Thursday, April 26, 2012
April 26, 1986, the number four reactor at the Chernobyl nuclear power plant near Kyiv, Ukraine, exploded in the world’s worst nuclear disaster to date. The fire caused by the accident burned for 10 days. The Chernobyl nuclear facility, consisting of four 1,000-megawatt reactors, was built and operated by the Soviet Union. At the time of the disaster, the Soviet Union neglected to immediately inform both its own people and its neighboring countries about the catastrophic disaster. The full truth about the incident was not released to the public until years later. A United Nations report estimates the number of deaths immediately caused by the disaster was about 4,000. However, some major environmental organizations have placed the estimated number of deaths much higher at approximately 100,000 people.

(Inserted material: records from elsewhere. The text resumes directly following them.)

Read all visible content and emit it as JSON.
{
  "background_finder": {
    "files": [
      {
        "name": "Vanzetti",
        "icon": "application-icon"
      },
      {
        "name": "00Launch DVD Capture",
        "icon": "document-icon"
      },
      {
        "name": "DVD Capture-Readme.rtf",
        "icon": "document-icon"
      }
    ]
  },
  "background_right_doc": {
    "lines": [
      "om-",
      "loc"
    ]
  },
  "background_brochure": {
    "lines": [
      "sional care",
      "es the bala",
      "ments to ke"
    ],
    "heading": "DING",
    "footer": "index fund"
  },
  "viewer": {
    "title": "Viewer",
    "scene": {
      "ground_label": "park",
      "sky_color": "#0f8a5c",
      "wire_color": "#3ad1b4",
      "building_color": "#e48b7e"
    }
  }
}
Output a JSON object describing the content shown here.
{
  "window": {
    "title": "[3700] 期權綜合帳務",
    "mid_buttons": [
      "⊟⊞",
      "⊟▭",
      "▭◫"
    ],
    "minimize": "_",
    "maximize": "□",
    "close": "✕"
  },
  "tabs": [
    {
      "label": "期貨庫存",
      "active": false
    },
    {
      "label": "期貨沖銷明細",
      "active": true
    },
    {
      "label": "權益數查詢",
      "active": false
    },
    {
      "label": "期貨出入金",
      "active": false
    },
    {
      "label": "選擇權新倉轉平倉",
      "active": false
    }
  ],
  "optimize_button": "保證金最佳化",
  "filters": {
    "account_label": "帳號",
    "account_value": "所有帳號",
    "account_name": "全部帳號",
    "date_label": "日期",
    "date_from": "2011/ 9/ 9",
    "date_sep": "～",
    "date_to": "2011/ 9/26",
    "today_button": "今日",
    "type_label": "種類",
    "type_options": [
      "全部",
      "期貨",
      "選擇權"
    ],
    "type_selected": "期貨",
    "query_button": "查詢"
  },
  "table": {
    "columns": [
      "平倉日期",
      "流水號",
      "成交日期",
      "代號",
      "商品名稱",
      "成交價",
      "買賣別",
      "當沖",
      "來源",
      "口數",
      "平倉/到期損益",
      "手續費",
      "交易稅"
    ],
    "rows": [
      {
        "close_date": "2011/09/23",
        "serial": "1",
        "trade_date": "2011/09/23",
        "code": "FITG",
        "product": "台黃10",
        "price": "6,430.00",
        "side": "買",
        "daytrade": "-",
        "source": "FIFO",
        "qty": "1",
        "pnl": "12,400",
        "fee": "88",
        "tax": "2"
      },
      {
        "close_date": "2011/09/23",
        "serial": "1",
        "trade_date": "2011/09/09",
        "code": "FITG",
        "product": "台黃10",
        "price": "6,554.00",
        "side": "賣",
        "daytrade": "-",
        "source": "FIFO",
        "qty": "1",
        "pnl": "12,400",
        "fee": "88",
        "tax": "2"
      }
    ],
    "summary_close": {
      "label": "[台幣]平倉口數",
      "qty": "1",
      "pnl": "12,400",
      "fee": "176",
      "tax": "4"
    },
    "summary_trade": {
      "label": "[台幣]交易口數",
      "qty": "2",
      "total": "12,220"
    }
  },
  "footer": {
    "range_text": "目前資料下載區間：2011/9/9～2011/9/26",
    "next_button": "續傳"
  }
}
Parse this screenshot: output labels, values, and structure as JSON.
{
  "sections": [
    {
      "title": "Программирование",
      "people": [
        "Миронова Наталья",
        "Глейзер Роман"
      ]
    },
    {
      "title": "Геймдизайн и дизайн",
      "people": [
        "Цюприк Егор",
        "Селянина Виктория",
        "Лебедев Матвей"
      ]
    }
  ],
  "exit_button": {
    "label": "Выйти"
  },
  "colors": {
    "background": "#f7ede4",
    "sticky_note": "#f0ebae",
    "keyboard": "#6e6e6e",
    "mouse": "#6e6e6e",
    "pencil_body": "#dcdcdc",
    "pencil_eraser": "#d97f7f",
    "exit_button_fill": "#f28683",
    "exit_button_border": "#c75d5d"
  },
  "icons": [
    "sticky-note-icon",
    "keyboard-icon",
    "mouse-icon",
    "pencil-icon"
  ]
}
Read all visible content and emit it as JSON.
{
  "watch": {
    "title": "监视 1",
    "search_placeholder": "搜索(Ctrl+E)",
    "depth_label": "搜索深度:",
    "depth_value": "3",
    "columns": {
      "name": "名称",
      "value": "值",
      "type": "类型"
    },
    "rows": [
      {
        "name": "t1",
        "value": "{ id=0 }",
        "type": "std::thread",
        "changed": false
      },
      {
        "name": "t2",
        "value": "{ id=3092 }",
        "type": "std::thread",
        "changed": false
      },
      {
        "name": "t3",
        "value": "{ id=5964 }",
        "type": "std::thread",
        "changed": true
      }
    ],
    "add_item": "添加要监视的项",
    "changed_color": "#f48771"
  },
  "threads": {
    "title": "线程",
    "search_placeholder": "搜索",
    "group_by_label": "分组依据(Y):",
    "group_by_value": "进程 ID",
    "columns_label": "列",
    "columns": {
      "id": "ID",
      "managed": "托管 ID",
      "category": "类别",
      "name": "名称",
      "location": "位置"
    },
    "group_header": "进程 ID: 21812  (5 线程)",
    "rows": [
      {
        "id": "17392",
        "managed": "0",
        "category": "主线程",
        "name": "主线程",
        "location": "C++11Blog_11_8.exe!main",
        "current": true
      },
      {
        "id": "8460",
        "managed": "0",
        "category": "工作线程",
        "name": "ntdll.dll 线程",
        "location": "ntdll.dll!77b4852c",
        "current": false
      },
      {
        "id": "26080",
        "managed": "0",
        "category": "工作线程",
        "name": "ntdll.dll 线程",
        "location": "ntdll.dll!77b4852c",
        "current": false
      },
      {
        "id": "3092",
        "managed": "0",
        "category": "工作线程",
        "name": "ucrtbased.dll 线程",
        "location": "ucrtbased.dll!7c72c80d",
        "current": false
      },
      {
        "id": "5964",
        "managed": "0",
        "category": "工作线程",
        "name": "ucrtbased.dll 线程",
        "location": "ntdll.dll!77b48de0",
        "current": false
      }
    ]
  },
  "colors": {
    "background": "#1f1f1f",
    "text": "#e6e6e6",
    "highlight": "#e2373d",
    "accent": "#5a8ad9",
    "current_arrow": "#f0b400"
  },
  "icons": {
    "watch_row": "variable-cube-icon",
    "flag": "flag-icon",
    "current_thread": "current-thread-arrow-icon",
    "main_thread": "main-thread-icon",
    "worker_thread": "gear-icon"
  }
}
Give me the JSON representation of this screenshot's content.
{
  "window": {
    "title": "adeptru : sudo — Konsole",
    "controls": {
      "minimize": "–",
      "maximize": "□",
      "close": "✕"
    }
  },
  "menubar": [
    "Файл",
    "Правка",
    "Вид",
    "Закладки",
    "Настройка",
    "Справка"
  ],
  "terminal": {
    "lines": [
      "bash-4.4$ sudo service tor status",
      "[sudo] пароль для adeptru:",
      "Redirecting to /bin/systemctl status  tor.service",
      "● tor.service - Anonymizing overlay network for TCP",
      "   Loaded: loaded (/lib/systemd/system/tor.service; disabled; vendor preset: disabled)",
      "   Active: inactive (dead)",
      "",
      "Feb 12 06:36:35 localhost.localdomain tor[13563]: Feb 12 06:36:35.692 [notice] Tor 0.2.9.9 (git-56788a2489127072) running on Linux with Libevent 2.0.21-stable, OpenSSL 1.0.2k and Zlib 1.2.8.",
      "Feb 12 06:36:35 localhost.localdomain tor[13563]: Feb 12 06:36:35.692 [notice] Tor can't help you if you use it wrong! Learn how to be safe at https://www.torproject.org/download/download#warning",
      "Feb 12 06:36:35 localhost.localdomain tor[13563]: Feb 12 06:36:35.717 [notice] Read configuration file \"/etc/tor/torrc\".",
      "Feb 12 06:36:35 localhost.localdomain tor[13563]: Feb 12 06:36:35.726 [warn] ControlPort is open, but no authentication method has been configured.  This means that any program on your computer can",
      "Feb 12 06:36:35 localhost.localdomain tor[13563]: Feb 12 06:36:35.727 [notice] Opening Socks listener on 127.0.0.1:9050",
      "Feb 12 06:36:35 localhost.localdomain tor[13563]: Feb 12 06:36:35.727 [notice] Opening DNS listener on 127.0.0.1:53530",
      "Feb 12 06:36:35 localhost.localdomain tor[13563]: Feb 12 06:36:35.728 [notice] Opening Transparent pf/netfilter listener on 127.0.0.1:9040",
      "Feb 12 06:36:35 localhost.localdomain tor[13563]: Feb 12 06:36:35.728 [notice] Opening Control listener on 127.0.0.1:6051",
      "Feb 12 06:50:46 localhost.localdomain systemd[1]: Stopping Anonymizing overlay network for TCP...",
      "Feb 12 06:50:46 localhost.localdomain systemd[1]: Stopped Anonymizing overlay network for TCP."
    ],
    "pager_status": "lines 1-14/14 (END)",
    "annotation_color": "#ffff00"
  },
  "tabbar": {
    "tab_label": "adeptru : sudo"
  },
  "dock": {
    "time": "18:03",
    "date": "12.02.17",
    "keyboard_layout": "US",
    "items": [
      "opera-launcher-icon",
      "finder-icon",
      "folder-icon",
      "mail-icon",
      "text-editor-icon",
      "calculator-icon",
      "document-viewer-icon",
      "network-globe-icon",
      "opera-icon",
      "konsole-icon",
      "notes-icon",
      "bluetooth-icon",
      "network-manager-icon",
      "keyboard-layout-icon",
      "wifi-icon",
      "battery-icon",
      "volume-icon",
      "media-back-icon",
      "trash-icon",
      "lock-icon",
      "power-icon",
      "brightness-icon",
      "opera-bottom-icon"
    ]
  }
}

Today, 26 years after the Chernobyl nuclear disaster, the leaky, structurally unsound concrete and steel encasement, or “sarcophagus,” covering the remnants of the nuclear plant, remains a grave danger to local residents. One organization working with victims, Chabad’s Children of Chernobyl (CCOC), continues to bring the disaster’s youngest victims to safety. Recently, CCOC completed its 97th rescue mission, bringing 26 more children to safety. Since 1986, CCOC has helped give a better life to 2,822 children. In a statement marking commemorating the accident, founding CCOC board member, Nancy Spielberg (sister of famed director Steven Spielberg) said there are children still “facing devastating illnesses from radiation contamination—radiation that will be with us for thousands of years. As we’ve seen from the recent Fukushima Daiichi nuclear disaster in Japan, the impact from this kind of radioactivity is as devastating today as it was 26 years ago.”